Why the utilities like big power projects
The term "rate base" refers to a utility’s total investment in generating plants. When a new plant begins supplying power, the cost of building it is added to the rate base.
Under the current regulations of the state Public Utilities Commission, the maximum amount of money a utility can make is, in effect, tied directly to the amount of money in its rate base.
This is done by allowing the utility a “rate of return" (maximum profit rate) only on the amount of money it has invested in generating plants.
In other words, the bigger and more expensive a generating plant is, the more money a utility stands to make on it. For example, a ten percent rate of return on a new $500 million plant would yield a company like SDG&E $50 million a year, once the cost of the new plant is added to the rate base.
The same rate of return on a $ 100 million plant would yield the company only $10 million a year.
In its Sundesert decision of June 5, 1979, the PUC raised SDG&E’s rate base (for electricity only — gas is separate) to $874 million. At the same time, the commission allowed SDG&E a 10.59 percent rate of return on that amount — the highest rate of return for any utility in California.
...And How They Contribute to Inflation
The price of every commodity we buy is dependent to a large extent on the amount of energy it takes to produce and ship it. So when the cost of energy goes up, so do the costs of our basic necessities: housing, food, clothing.
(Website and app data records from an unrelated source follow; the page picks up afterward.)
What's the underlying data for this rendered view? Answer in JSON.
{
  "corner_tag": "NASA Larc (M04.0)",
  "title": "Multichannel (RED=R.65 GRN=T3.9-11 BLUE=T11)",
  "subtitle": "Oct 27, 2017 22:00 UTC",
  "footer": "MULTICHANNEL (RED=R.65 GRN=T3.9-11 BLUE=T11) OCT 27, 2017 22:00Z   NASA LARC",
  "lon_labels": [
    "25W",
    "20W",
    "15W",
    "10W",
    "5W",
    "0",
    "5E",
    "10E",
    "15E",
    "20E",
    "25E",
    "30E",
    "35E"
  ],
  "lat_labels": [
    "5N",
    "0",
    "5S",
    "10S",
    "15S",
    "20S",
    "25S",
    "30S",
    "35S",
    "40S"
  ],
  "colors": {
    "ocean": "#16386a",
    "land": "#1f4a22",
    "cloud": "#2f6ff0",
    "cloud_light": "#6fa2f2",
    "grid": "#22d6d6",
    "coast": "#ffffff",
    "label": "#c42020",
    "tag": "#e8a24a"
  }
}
When prices go up (inflation), people stop buying as much. Businesses slow down their production, which in turn slows down profits and leads to unemployment. Businesses also begin to get capital-short —that is, they have little or no money available to start new ventures — and this contributes to unemployment.
Large power plants aggravate the situation by soaking up huge amounts of capital. And with the advent of nuclear reactors, the most expensive power plants ever built, more and more capital is being soaked up. It has been estimated that power plants alone now take up nearly twenty-five percent of all capital available for business investments in the United States.
SDG&E is one utility that is critically short of capital. But the company is committed to the concept of building large power plants because it stands to make more money on them under the rate structure fixed by the PUC. The only solution to this seemingly endless cycle would appear to be smaller, less centralized, less costly plants. The problem is to convince SDG&E to build them, since they would mean lower profits.